Canarsie Chiropractic, P.C. v State Farm Mut. Auto. Ins. Co., 2013 NY Slip Op 51457(U)(App. Term 2d Dept. 2013)
“Plaintiff argues that defendant failed to prove that it had timely mailed its EUO scheduling letters and denial of claim forms, that defendant’s EUO requests were not justified, and that defendant’s motion should have been denied pursuant to CPLR 3212 (f).”
“Since plaintiff does not claim to have responded in any way to the EUO requests, its objections regarding the EUO requests will not be heard, and therefore discovery relevant to the reasonableness of the EUO requests was not necessary to oppose the motion (see CPLR 3212 [f]).”
This is the first time that the court has held that the failure to respond to an EUO demand estopps the provider from seeking disclosure as to the reasonableness of the EUO letters.
EUO no-show DJ survives numerous “you did not do that” arguments
Praetorian v. Mercado, Index #: 303993/12 (Sup. Ct. Bx. Co. 2013)
In this declaratory judgment action, an Alrof argument was made; an electronic signature argument was made; a “you cannot file a DJ argument” was made; the you did not prove you mailed it argument was made; and an EUO provision was not in the policy argument was made. Missing was an argument that there was no justiciable controversy (which is always denied) and that discovery was outstanding (which is usually denied).

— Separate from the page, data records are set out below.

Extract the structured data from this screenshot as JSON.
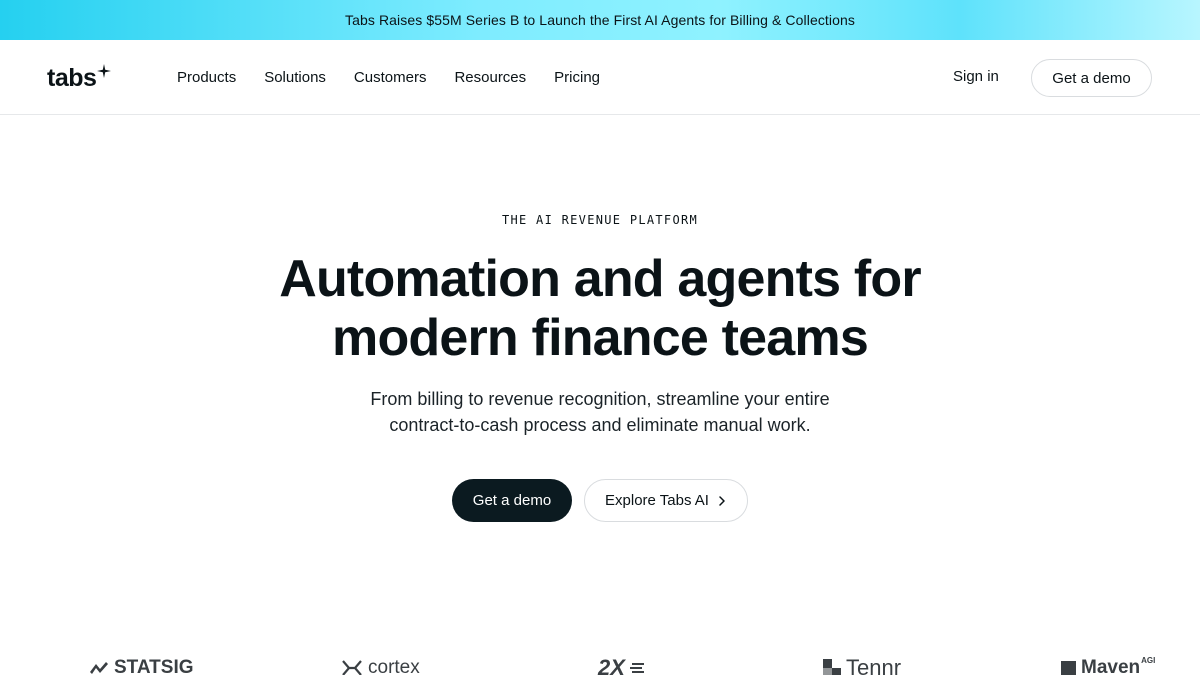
{
  "banner": {
    "text": "Tabs Raises $55M Series B to Launch the First AI Agents for Billing & Collections"
  },
  "nav": {
    "logo": "tabs",
    "links": [
      "Products",
      "Solutions",
      "Customers",
      "Resources",
      "Pricing"
    ],
    "signin": "Sign in",
    "demo": "Get a demo"
  },
  "hero": {
    "eyebrow": "THE AI REVENUE PLATFORM",
    "headline_line1": "Automation and agents for",
    "headline_line2": "modern finance teams",
    "subhead_line1": "From billing to revenue recognition, streamline your entire",
    "subhead_line2": "contract-to-cash process and eliminate manual work.",
    "cta_primary": "Get a demo",
    "cta_secondary": "Explore Tabs AI"
  },
  "customer_logos": {
    "statsig": "STATSIG",
    "cortex": "cortex",
    "twox": "2X",
    "tennr": "Tennr",
    "maven": "Maven",
    "maven_sup": "AGI"
  },
  "colors": {
    "banner_accent": "#25d0f0",
    "primary_button": "#0b1a20",
    "text": "#0b1317"
  }
}
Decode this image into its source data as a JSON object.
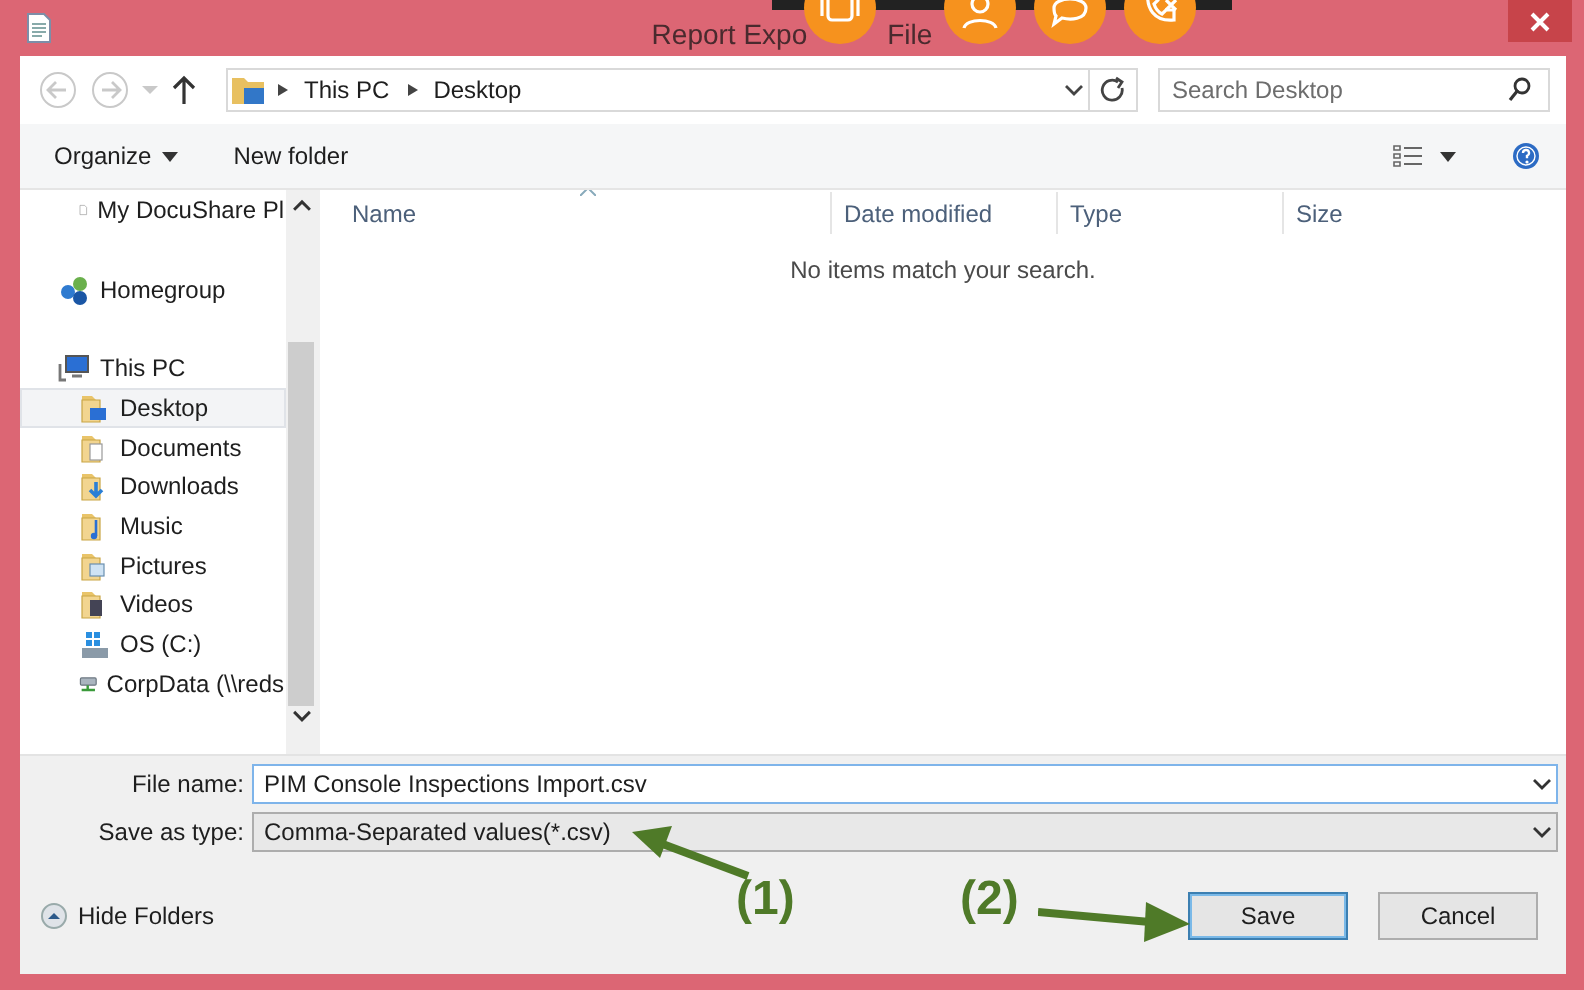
{
  "window": {
    "title_segments": [
      "Report Expo",
      "File"
    ]
  },
  "address_bar": {
    "path": [
      "This PC",
      "Desktop"
    ]
  },
  "search": {
    "placeholder": "Search Desktop"
  },
  "command_bar": {
    "organize": "Organize",
    "new_folder": "New folder"
  },
  "nav_pane": {
    "items": [
      {
        "children": [
          {
            "label": "My DocuShare Pl",
            "kind": "document",
            "selected": false
          }
        ]
      },
      {
        "label": "Homegroup",
        "kind": "homegroup",
        "selected": false
      },
      {
        "label": "This PC",
        "kind": "computer",
        "selected": false,
        "children": [
          {
            "label": "Desktop",
            "kind": "desktop",
            "selected": true
          },
          {
            "label": "Documents",
            "kind": "documents",
            "selected": false
          },
          {
            "label": "Downloads",
            "kind": "downloads",
            "selected": false
          },
          {
            "label": "Music",
            "kind": "music",
            "selected": false
          },
          {
            "label": "Pictures",
            "kind": "pictures",
            "selected": false
          },
          {
            "label": "Videos",
            "kind": "videos",
            "selected": false
          },
          {
            "label": "OS (C:)",
            "kind": "drive",
            "selected": false
          },
          {
            "label": "CorpData (\\\\reds",
            "kind": "network-drive",
            "selected": false
          }
        ]
      }
    ]
  },
  "file_list": {
    "columns": [
      "Name",
      "Date modified",
      "Type",
      "Size"
    ],
    "empty_message": "No items match your search."
  },
  "save_panel": {
    "file_name": {
      "label": "File name:",
      "value": "PIM Console Inspections Import.csv"
    },
    "save_as_type": {
      "label": "Save as type:",
      "value": "Comma-Separated values(*.csv)"
    },
    "hide_folders": "Hide Folders",
    "buttons": [
      {
        "label": "Save",
        "default": true
      },
      {
        "label": "Cancel",
        "default": false
      }
    ]
  },
  "annotations": [
    {
      "label": "(1)"
    },
    {
      "label": "(2)"
    }
  ]
}
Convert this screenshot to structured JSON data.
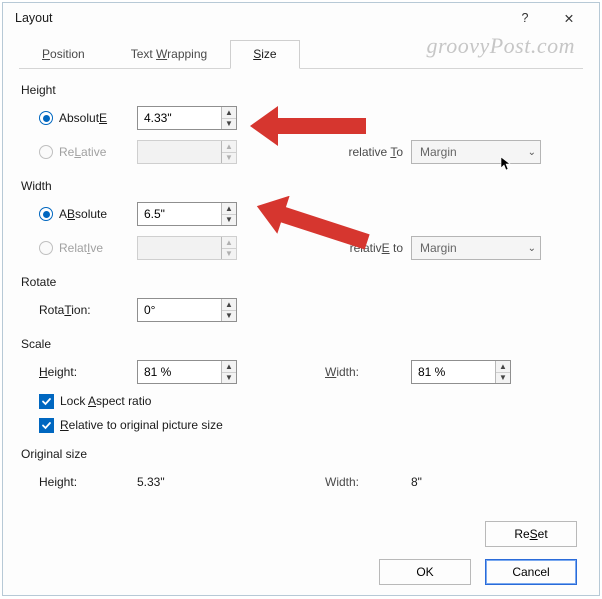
{
  "window": {
    "title": "Layout",
    "help": "?",
    "close": "✕"
  },
  "watermark": "groovyPost.com",
  "tabs": {
    "position": "Position",
    "wrapping": "Text Wrapping",
    "size": "Size"
  },
  "height": {
    "section": "Height",
    "absolute": "Absolute",
    "absolute_acc": "E",
    "absolute_value": "4.33\"",
    "relative": "Relative",
    "relative_acc": "L",
    "relative_value": "",
    "relative_to": "relative to",
    "relative_to_acc": "T",
    "relative_to_value": "Margin"
  },
  "width": {
    "section": "Width",
    "absolute": "Absolute",
    "absolute_acc": "B",
    "absolute_value": "6.5\"",
    "relative": "Relative",
    "relative_acc": "I",
    "relative_value": "",
    "relative_to": "relative to",
    "relative_to_acc": "E",
    "relative_to_value": "Margin"
  },
  "rotate": {
    "section": "Rotate",
    "label": "Rotation:",
    "label_acc": "T",
    "value": "0°"
  },
  "scale": {
    "section": "Scale",
    "height_label": "Height:",
    "height_acc": "H",
    "height_value": "81 %",
    "width_label": "Width:",
    "width_acc": "W",
    "width_value": "81 %",
    "lock": "Lock aspect ratio",
    "lock_acc": "A",
    "rel_orig": "Relative to original picture size",
    "rel_orig_acc": "R"
  },
  "original": {
    "section": "Original size",
    "height_label": "Height:",
    "height_value": "5.33\"",
    "width_label": "Width:",
    "width_value": "8\""
  },
  "buttons": {
    "reset": "Reset",
    "reset_acc": "S",
    "ok": "OK",
    "cancel": "Cancel"
  }
}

The objections to the DJ’s are getting longer as the days are getting shorter. The common denominator of what is missing is: a non-conclusory affidavit from the EIP that he never received the EUO’/IME notices (See American Transit Ins. Co. v. Bachus) or an affidavit from the EIP that (s)he attended the EUO/IME.
DJ based upon EUO no-shows granted over vigorous opposition
American Transit v. Chedister , Index #: 301921/12 (Sup. Ct. Bronx Co. 2013)
Supreme Court could not be anymore emphatic that it is not impressed with the Alrof v. Safeco argument that provider attorneys throw around when trying to get around an EUO no-show case. Personal knowledge is not as personal as some want it to mean.
Assignor did not show up to his IME and EUO – double whammy
Unitrin has created this vacuum where the failure to control ones Assignor has spelled unabated doom to many a medical clinic. Imagine having this conversation during that crazy period when the law was “the failure to attend an IME rebuts the presumption of medical necessity?” and the App. Term 1st Dept did everything in the power to avoid ruling on the merits of these cases?
(The commentator Captain America would probably think that it is unconstitutional to demand an innocent Assignor to be deposed and examined in accordance with the insurance policy upon which she is either the NI or the third-party beneficiary)
Dowd v Praetorian Ins. Co., 2012 NY Slip Op 51160(U)(App. Term 1st Dept. 2012)
“The defendant-insurer made a prima facie showing of entitlement to summary judgment dismissing the action for first-party no-fault benefits by establishing that it timely and properly mailed the notices for independent medical examinations (IMEs) and examinations under oath (EUOs) to plaintiff’s assignor, and that the assignor failed to appear (see Unitrin Advantage Ins. Co. v Bayshore Physical Therapy, PLLC, 82 AD3d 559, 560 ; cf. Stephen Fogel Psychological, P.C. v Progressive Cas. Ins. Co., 35 AD3d 720, 721 ). In opposition, plaintiff did not specifically deny the assignor’s nonappearance or otherwise raise a triable issue with respect thereto, or as to the mailing or reasonableness of the underlying notices (see Unitrin at 560).”